*** Supplied entries ***

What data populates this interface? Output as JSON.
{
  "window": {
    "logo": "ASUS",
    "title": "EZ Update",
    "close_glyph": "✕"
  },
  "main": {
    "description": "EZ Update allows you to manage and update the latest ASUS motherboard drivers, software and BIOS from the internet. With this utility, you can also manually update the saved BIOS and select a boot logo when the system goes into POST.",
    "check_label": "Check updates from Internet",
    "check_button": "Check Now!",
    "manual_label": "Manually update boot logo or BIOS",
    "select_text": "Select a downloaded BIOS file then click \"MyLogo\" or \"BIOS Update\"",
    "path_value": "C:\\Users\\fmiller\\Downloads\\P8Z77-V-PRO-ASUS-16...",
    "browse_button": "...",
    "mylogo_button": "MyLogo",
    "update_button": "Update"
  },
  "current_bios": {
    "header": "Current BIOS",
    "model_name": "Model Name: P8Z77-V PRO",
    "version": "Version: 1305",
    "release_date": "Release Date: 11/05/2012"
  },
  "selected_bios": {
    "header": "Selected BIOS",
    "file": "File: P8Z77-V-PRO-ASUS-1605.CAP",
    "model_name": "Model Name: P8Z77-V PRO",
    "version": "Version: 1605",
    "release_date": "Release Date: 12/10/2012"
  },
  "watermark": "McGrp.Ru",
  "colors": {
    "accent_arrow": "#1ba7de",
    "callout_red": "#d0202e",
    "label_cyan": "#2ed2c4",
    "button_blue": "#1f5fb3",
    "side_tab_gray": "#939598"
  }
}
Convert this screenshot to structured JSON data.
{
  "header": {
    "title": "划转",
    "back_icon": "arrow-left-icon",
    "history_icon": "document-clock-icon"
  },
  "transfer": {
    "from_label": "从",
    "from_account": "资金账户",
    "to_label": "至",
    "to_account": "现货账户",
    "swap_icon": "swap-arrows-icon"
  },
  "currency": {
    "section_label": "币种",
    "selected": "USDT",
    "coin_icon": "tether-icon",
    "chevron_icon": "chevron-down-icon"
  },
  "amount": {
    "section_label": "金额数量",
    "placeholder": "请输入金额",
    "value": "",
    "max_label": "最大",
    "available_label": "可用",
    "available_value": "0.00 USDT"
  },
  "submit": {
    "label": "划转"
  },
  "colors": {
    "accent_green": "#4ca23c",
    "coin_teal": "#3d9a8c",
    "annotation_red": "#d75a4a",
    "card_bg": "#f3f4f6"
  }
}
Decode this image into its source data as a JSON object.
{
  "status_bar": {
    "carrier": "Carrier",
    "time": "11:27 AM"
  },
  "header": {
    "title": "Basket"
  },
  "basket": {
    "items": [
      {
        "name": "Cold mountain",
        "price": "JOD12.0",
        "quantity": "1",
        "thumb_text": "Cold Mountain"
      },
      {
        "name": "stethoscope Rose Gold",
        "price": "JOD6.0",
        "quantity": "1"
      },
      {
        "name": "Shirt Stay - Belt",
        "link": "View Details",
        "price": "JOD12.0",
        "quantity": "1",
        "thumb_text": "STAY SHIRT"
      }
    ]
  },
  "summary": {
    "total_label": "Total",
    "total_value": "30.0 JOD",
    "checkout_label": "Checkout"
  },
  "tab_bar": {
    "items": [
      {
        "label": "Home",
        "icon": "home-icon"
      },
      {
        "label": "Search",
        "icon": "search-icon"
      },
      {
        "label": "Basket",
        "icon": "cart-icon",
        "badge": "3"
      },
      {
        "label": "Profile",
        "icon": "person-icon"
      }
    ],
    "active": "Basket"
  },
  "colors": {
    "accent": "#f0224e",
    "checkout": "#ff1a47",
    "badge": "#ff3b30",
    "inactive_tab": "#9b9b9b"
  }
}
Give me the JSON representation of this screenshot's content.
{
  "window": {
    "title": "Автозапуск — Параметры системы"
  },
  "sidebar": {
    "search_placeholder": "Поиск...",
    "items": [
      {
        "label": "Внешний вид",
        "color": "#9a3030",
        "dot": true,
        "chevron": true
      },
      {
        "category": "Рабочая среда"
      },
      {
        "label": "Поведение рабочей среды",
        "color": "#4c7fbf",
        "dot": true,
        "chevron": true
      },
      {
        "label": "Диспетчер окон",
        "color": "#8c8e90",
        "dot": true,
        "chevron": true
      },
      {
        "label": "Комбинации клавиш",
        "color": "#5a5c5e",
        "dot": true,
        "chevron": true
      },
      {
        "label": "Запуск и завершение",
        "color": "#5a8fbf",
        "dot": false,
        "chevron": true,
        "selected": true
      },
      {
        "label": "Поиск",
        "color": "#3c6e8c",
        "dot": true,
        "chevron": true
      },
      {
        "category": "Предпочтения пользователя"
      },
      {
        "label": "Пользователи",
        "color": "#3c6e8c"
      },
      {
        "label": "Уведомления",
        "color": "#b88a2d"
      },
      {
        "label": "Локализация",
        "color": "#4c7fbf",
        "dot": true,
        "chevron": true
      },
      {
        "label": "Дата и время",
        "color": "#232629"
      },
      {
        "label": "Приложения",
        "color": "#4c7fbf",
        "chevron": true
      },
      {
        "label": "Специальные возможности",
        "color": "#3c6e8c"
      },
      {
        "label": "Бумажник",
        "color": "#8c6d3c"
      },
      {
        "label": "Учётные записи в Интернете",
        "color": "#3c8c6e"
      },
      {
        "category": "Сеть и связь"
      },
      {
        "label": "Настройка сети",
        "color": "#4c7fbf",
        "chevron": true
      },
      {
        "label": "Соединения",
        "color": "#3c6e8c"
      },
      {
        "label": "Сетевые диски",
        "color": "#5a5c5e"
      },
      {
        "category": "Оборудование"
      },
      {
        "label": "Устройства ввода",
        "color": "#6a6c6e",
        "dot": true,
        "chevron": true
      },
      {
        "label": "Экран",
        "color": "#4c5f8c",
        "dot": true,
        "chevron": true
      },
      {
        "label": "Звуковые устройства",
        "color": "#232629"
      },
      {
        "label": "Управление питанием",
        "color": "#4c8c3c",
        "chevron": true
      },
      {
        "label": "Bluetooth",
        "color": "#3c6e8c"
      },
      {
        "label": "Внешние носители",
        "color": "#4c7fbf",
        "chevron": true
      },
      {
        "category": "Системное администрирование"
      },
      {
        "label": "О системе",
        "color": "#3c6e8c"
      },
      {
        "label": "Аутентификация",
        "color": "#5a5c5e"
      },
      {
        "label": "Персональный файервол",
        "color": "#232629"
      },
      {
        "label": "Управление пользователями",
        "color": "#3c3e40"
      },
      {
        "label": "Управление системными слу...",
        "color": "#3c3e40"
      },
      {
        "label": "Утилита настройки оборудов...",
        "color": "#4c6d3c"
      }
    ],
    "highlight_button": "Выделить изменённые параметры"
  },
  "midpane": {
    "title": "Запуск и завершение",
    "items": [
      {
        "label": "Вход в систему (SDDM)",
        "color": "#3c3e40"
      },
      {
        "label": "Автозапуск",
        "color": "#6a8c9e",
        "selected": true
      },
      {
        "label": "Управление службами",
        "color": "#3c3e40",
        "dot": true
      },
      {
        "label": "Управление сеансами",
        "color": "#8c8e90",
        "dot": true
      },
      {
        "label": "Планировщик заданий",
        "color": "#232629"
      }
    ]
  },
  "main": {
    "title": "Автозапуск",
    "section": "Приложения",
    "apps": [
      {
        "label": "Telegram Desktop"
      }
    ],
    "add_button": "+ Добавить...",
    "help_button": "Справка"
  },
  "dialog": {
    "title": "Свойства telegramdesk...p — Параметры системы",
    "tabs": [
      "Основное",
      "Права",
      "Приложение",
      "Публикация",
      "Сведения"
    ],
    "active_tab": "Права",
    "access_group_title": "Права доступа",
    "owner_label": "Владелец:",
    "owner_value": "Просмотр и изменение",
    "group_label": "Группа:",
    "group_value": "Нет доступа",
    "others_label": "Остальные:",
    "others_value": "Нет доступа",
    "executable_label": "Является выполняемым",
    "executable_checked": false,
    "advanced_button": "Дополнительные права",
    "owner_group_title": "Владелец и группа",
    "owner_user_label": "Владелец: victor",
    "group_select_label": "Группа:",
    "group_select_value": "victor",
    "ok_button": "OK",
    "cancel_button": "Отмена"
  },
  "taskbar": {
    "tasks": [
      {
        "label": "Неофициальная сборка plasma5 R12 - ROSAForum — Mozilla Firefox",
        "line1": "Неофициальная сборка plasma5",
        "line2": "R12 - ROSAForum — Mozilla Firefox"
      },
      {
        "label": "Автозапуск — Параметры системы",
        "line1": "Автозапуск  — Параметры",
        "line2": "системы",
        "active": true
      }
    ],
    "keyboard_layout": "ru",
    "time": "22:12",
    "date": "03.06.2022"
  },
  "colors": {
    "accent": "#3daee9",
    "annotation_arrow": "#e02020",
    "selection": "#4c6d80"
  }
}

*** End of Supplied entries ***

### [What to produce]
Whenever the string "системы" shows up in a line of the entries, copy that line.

### [Task answer]
    "title": "Автозапуск — Параметры системы"
    "title": "Свойства telegramdesk...p — Параметры системы",
        "label": "Автозапуск — Параметры системы",
        "line2": "системы",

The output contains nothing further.